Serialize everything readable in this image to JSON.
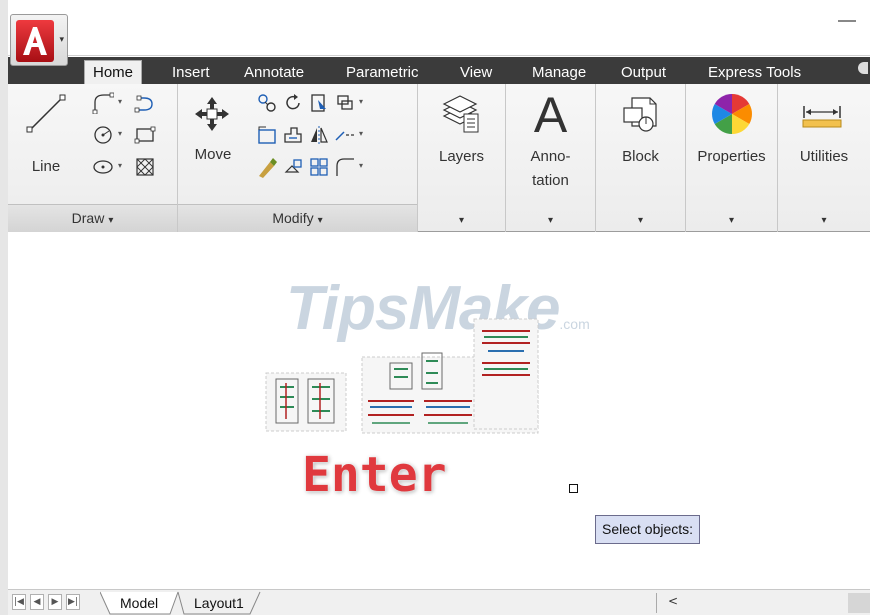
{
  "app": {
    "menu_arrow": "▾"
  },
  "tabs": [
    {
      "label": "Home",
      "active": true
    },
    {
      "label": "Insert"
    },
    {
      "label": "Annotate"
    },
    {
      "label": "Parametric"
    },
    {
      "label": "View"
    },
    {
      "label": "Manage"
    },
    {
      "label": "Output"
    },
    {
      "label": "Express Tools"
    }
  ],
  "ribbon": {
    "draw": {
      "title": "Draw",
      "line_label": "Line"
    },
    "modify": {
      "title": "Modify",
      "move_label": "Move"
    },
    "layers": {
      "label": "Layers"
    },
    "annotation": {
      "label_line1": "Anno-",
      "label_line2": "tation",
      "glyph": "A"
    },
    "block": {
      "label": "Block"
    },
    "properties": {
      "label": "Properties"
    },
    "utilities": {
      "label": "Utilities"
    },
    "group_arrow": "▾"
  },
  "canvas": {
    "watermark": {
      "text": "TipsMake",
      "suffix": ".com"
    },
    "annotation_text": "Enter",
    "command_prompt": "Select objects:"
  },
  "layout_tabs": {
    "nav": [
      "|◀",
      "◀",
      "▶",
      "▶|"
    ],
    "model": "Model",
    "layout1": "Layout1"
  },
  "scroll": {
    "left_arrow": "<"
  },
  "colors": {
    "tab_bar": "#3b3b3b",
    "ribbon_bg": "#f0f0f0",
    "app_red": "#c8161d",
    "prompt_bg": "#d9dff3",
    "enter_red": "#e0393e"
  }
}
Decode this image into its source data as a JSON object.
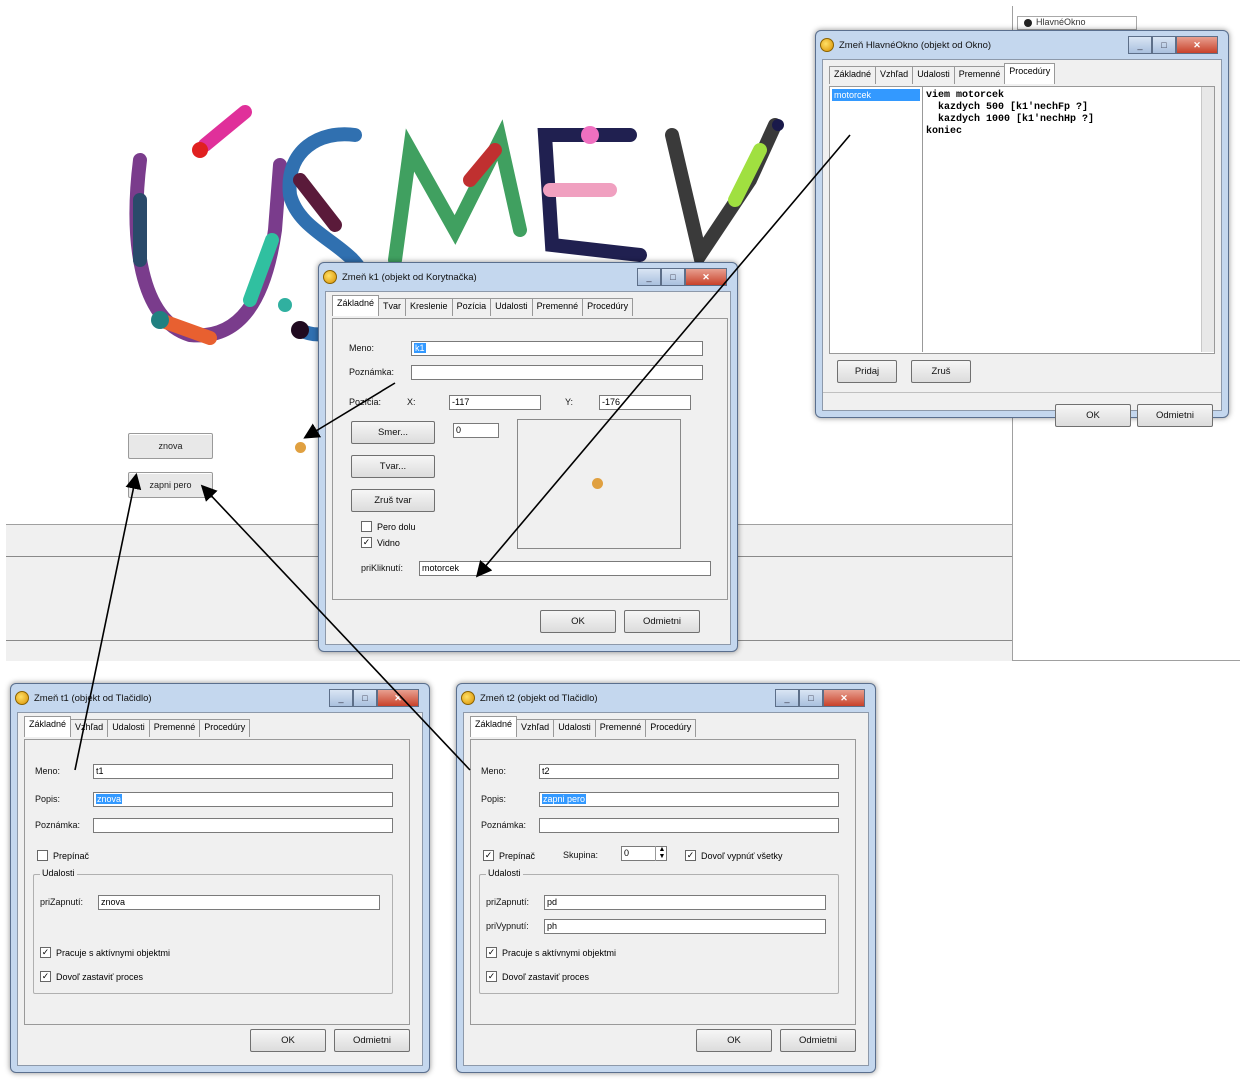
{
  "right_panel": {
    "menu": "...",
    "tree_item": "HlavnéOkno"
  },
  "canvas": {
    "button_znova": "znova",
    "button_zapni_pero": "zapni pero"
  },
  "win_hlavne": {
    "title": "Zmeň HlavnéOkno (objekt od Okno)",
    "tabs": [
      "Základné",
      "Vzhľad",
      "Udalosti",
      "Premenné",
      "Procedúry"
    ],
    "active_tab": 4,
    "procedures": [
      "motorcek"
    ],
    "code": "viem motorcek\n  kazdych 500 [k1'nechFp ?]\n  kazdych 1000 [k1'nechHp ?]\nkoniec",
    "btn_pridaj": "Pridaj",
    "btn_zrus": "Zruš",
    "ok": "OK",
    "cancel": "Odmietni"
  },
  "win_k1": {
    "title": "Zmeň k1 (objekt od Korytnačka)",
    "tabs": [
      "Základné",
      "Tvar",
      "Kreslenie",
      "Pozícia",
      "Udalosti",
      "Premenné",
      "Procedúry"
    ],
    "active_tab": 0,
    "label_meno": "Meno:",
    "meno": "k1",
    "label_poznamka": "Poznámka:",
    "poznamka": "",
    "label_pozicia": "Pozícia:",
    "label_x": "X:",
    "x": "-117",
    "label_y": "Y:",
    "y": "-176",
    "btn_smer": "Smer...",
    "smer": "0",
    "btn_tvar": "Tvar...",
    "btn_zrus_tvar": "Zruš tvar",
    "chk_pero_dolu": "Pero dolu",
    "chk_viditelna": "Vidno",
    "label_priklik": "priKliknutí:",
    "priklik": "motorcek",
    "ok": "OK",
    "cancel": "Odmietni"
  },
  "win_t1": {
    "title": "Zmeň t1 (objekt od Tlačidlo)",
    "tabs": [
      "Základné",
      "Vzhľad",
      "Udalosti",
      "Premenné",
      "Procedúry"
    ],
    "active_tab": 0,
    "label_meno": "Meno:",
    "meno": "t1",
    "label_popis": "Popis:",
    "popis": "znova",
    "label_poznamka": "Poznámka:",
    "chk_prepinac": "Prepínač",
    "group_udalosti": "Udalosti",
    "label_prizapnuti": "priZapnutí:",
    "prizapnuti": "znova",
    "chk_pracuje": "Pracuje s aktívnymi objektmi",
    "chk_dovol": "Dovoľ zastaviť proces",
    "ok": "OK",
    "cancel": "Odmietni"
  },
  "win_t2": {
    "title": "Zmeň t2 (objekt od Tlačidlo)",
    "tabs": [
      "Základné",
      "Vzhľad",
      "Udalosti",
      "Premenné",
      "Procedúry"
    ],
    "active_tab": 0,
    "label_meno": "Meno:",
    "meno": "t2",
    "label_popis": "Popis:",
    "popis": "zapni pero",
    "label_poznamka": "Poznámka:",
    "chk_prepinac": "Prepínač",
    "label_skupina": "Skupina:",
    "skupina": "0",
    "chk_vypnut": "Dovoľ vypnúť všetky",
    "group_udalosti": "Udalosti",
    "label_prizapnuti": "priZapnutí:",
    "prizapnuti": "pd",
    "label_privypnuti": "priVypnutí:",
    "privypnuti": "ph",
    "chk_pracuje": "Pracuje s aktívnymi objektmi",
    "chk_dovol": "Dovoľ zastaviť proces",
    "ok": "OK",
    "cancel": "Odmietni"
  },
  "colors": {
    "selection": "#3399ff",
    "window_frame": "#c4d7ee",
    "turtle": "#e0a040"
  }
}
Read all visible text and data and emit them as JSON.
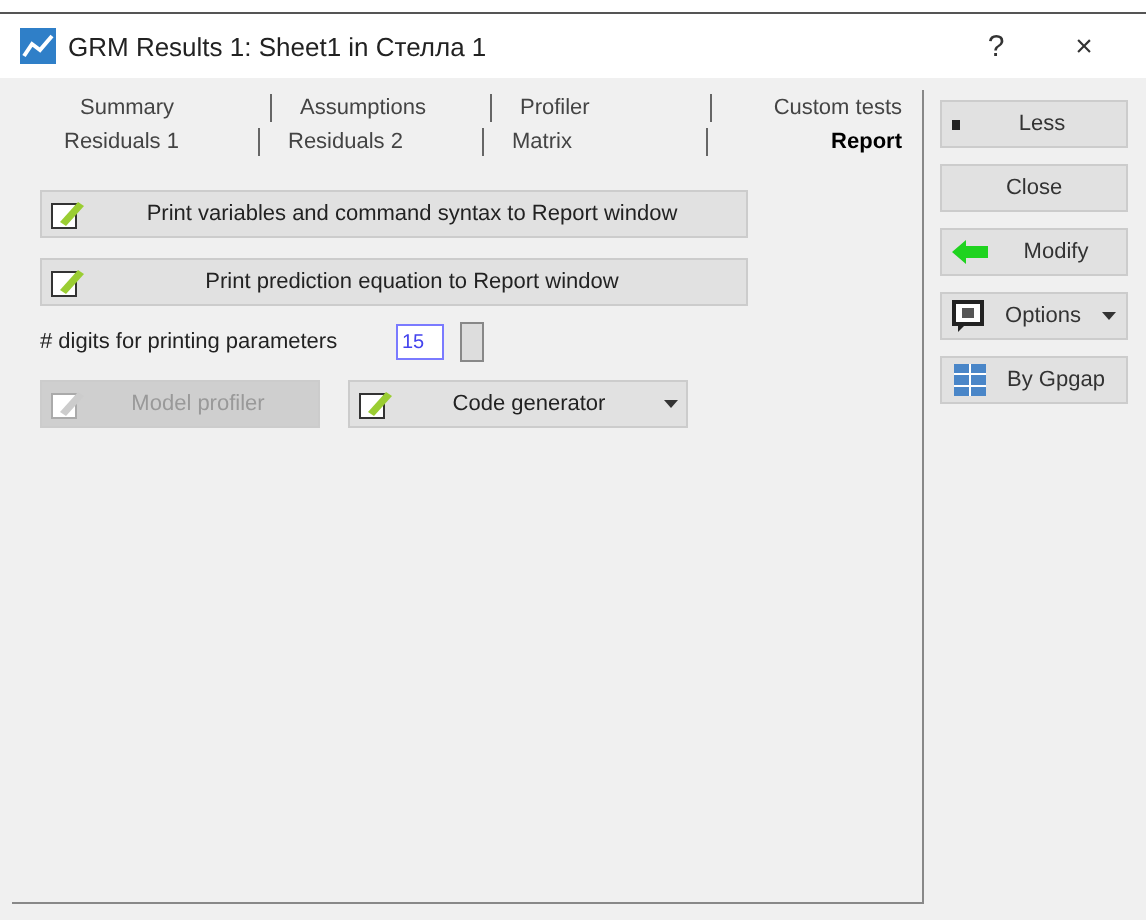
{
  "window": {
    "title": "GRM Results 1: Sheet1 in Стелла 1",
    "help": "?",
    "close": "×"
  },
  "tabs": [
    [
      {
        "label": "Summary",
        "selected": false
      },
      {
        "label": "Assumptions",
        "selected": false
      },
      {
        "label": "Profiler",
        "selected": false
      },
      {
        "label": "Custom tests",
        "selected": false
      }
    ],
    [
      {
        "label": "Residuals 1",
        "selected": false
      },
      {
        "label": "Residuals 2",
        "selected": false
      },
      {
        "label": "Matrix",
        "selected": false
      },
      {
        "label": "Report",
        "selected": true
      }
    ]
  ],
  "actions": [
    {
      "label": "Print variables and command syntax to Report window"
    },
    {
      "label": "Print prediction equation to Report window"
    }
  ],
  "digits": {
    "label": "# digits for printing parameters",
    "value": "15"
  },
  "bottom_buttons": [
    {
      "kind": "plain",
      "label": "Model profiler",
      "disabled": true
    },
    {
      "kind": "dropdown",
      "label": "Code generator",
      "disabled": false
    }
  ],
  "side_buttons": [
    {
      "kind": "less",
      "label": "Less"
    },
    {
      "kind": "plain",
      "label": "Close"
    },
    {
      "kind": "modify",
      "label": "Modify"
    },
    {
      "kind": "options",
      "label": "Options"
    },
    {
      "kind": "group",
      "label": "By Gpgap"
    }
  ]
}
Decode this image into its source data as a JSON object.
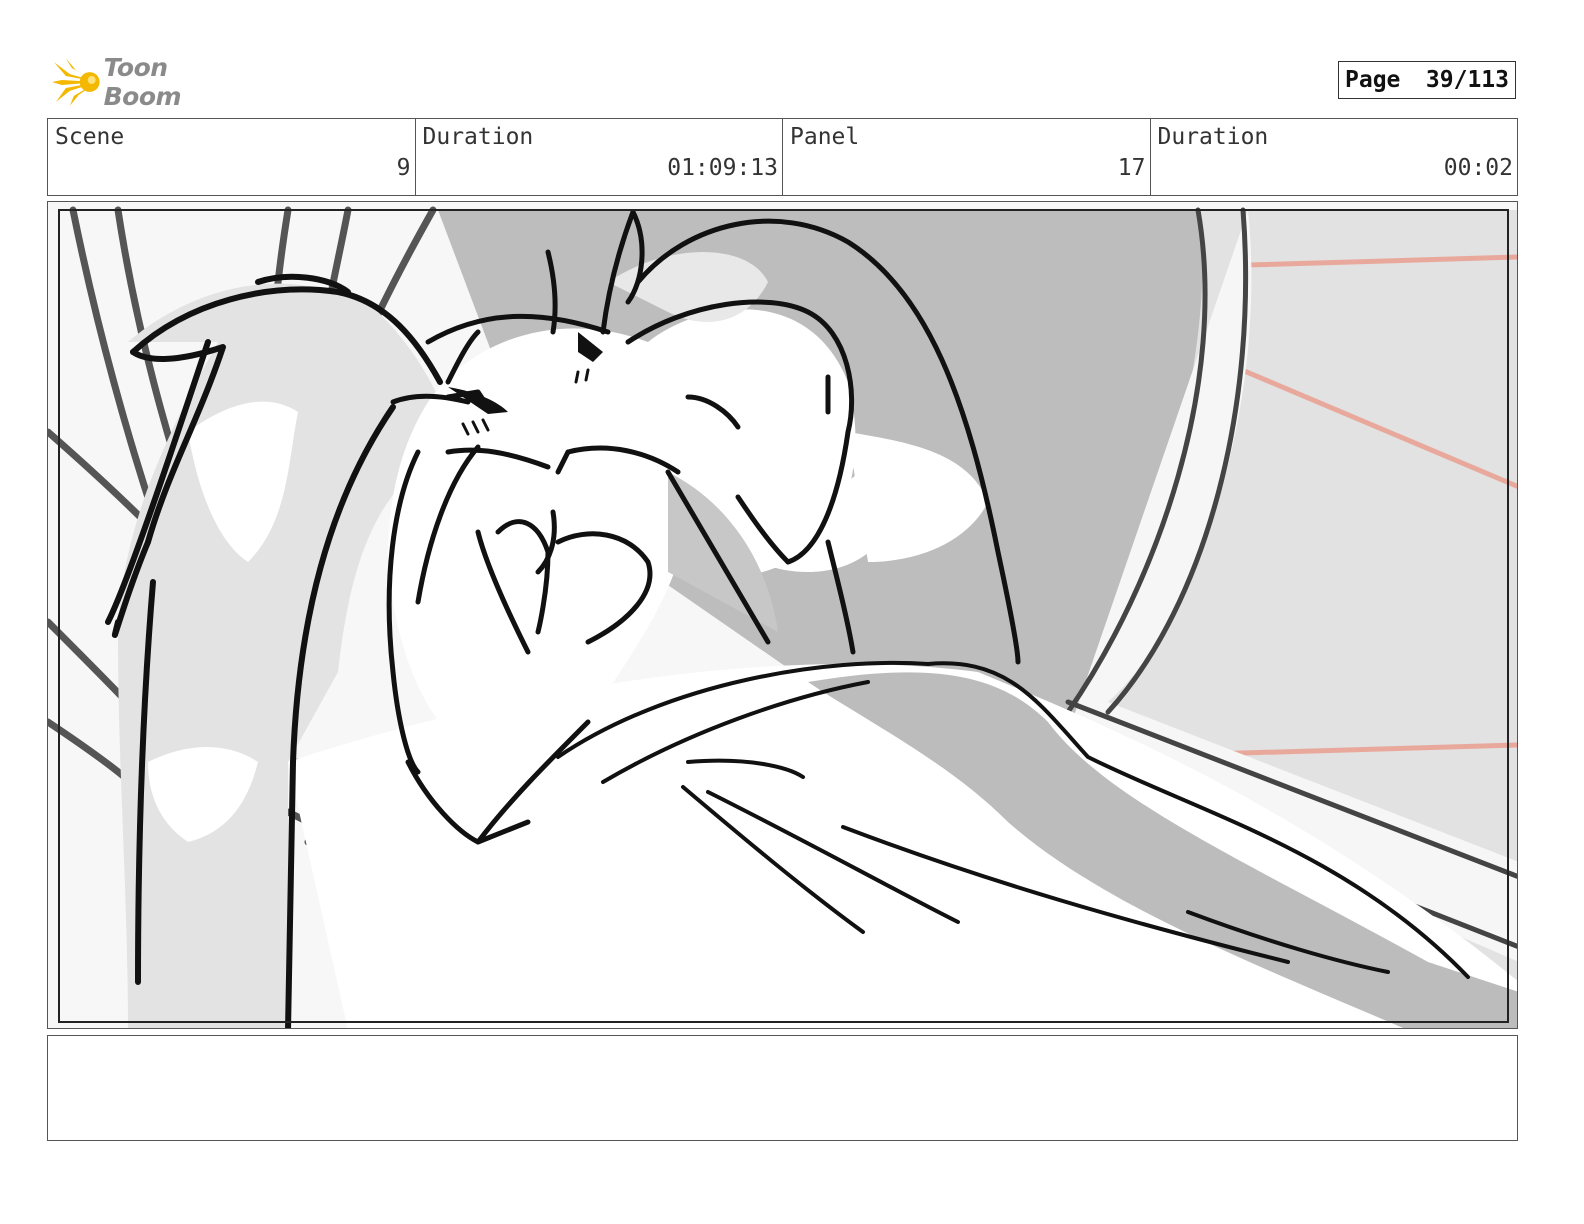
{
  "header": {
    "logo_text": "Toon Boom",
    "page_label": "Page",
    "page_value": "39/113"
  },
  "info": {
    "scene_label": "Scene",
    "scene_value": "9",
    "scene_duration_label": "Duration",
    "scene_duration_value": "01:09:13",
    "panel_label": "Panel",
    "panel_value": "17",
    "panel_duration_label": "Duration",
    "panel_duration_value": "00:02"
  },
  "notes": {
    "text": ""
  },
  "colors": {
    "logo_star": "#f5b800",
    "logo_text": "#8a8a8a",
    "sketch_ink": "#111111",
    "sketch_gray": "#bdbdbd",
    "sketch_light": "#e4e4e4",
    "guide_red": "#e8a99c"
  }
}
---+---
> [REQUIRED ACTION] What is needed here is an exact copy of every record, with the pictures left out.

> [ANSWER FOR THIS EXERCISE]
Serialize everything readable in this image to JSON.
{
  "app": {
    "menu_arrow": "▾"
  },
  "tabs": [
    {
      "label": "Home",
      "active": true
    },
    {
      "label": "Insert"
    },
    {
      "label": "Annotate"
    },
    {
      "label": "Parametric"
    },
    {
      "label": "View"
    },
    {
      "label": "Manage"
    },
    {
      "label": "Output"
    },
    {
      "label": "Express Tools"
    }
  ],
  "ribbon": {
    "draw": {
      "title": "Draw",
      "line_label": "Line"
    },
    "modify": {
      "title": "Modify",
      "move_label": "Move"
    },
    "layers": {
      "label": "Layers"
    },
    "annotation": {
      "label_line1": "Anno-",
      "label_line2": "tation",
      "glyph": "A"
    },
    "block": {
      "label": "Block"
    },
    "properties": {
      "label": "Properties"
    },
    "utilities": {
      "label": "Utilities"
    },
    "group_arrow": "▾"
  },
  "canvas": {
    "watermark": {
      "text": "TipsMake",
      "suffix": ".com"
    },
    "annotation_text": "Enter",
    "command_prompt": "Select objects:"
  },
  "layout_tabs": {
    "nav": [
      "|◀",
      "◀",
      "▶",
      "▶|"
    ],
    "model": "Model",
    "layout1": "Layout1"
  },
  "scroll": {
    "left_arrow": "<"
  },
  "colors": {
    "tab_bar": "#3b3b3b",
    "ribbon_bg": "#f0f0f0",
    "app_red": "#c8161d",
    "prompt_bg": "#d9dff3",
    "enter_red": "#e0393e"
  }
}
Decode this image into its source data as a JSON object.
{
  "right_panel": {
    "menu": "...",
    "tree_item": "HlavnéOkno"
  },
  "canvas": {
    "button_znova": "znova",
    "button_zapni_pero": "zapni pero"
  },
  "win_hlavne": {
    "title": "Zmeň HlavnéOkno (objekt od Okno)",
    "tabs": [
      "Základné",
      "Vzhľad",
      "Udalosti",
      "Premenné",
      "Procedúry"
    ],
    "active_tab": 4,
    "procedures": [
      "motorcek"
    ],
    "code": "viem motorcek\n  kazdych 500 [k1'nechFp ?]\n  kazdych 1000 [k1'nechHp ?]\nkoniec",
    "btn_pridaj": "Pridaj",
    "btn_zrus": "Zruš",
    "ok": "OK",
    "cancel": "Odmietni"
  },
  "win_k1": {
    "title": "Zmeň k1 (objekt od Korytnačka)",
    "tabs": [
      "Základné",
      "Tvar",
      "Kreslenie",
      "Pozícia",
      "Udalosti",
      "Premenné",
      "Procedúry"
    ],
    "active_tab": 0,
    "label_meno": "Meno:",
    "meno": "k1",
    "label_poznamka": "Poznámka:",
    "poznamka": "",
    "label_pozicia": "Pozícia:",
    "label_x": "X:",
    "x": "-117",
    "label_y": "Y:",
    "y": "-176",
    "btn_smer": "Smer...",
    "smer": "0",
    "btn_tvar": "Tvar...",
    "btn_zrus_tvar": "Zruš tvar",
    "chk_pero_dolu": "Pero dolu",
    "chk_viditelna": "Vidno",
    "label_priklik": "priKliknutí:",
    "priklik": "motorcek",
    "ok": "OK",
    "cancel": "Odmietni"
  },
  "win_t1": {
    "title": "Zmeň t1 (objekt od Tlačidlo)",
    "tabs": [
      "Základné",
      "Vzhľad",
      "Udalosti",
      "Premenné",
      "Procedúry"
    ],
    "active_tab": 0,
    "label_meno": "Meno:",
    "meno": "t1",
    "label_popis": "Popis:",
    "popis": "znova",
    "label_poznamka": "Poznámka:",
    "chk_prepinac": "Prepínač",
    "group_udalosti": "Udalosti",
    "label_prizapnuti": "priZapnutí:",
    "prizapnuti": "znova",
    "chk_pracuje": "Pracuje s aktívnymi objektmi",
    "chk_dovol": "Dovoľ zastaviť proces",
    "ok": "OK",
    "cancel": "Odmietni"
  },
  "win_t2": {
    "title": "Zmeň t2 (objekt od Tlačidlo)",
    "tabs": [
      "Základné",
      "Vzhľad",
      "Udalosti",
      "Premenné",
      "Procedúry"
    ],
    "active_tab": 0,
    "label_meno": "Meno:",
    "meno": "t2",
    "label_popis": "Popis:",
    "popis": "zapni pero",
    "label_poznamka": "Poznámka:",
    "chk_prepinac": "Prepínač",
    "label_skupina": "Skupina:",
    "skupina": "0",
    "chk_vypnut": "Dovoľ vypnúť všetky",
    "group_udalosti": "Udalosti",
    "label_prizapnuti": "priZapnutí:",
    "prizapnuti": "pd",
    "label_privypnuti": "priVypnutí:",
    "privypnuti": "ph",
    "chk_pracuje": "Pracuje s aktívnymi objektmi",
    "chk_dovol": "Dovoľ zastaviť proces",
    "ok": "OK",
    "cancel": "Odmietni"
  },
  "colors": {
    "selection": "#3399ff",
    "window_frame": "#c4d7ee",
    "turtle": "#e0a040"
  }
}
Read all visible text and data and emit them as JSON.
{
  "window": {
    "title": "GRM Results 1: Sheet1 in Стелла 1",
    "help": "?",
    "close": "×"
  },
  "tabs": [
    [
      {
        "label": "Summary",
        "selected": false
      },
      {
        "label": "Assumptions",
        "selected": false
      },
      {
        "label": "Profiler",
        "selected": false
      },
      {
        "label": "Custom tests",
        "selected": false
      }
    ],
    [
      {
        "label": "Residuals 1",
        "selected": false
      },
      {
        "label": "Residuals 2",
        "selected": false
      },
      {
        "label": "Matrix",
        "selected": false
      },
      {
        "label": "Report",
        "selected": true
      }
    ]
  ],
  "actions": [
    {
      "label": "Print variables and command syntax to Report window"
    },
    {
      "label": "Print prediction equation to Report window"
    }
  ],
  "digits": {
    "label": "# digits for printing parameters",
    "value": "15"
  },
  "bottom_buttons": [
    {
      "kind": "plain",
      "label": "Model profiler",
      "disabled": true
    },
    {
      "kind": "dropdown",
      "label": "Code generator",
      "disabled": false
    }
  ],
  "side_buttons": [
    {
      "kind": "less",
      "label": "Less"
    },
    {
      "kind": "plain",
      "label": "Close"
    },
    {
      "kind": "modify",
      "label": "Modify"
    },
    {
      "kind": "options",
      "label": "Options"
    },
    {
      "kind": "group",
      "label": "By Gpgap"
    }
  ]
}
Decode this image into its source data as a JSON object.
{
  "header": {
    "logo_text": "Toon Boom",
    "page_label": "Page",
    "page_value": "39/113"
  },
  "info": {
    "scene_label": "Scene",
    "scene_value": "9",
    "scene_duration_label": "Duration",
    "scene_duration_value": "01:09:13",
    "panel_label": "Panel",
    "panel_value": "17",
    "panel_duration_label": "Duration",
    "panel_duration_value": "00:02"
  },
  "notes": {
    "text": ""
  },
  "colors": {
    "logo_star": "#f5b800",
    "logo_text": "#8a8a8a",
    "sketch_ink": "#111111",
    "sketch_gray": "#bdbdbd",
    "sketch_light": "#e4e4e4",
    "guide_red": "#e8a99c"
  }
}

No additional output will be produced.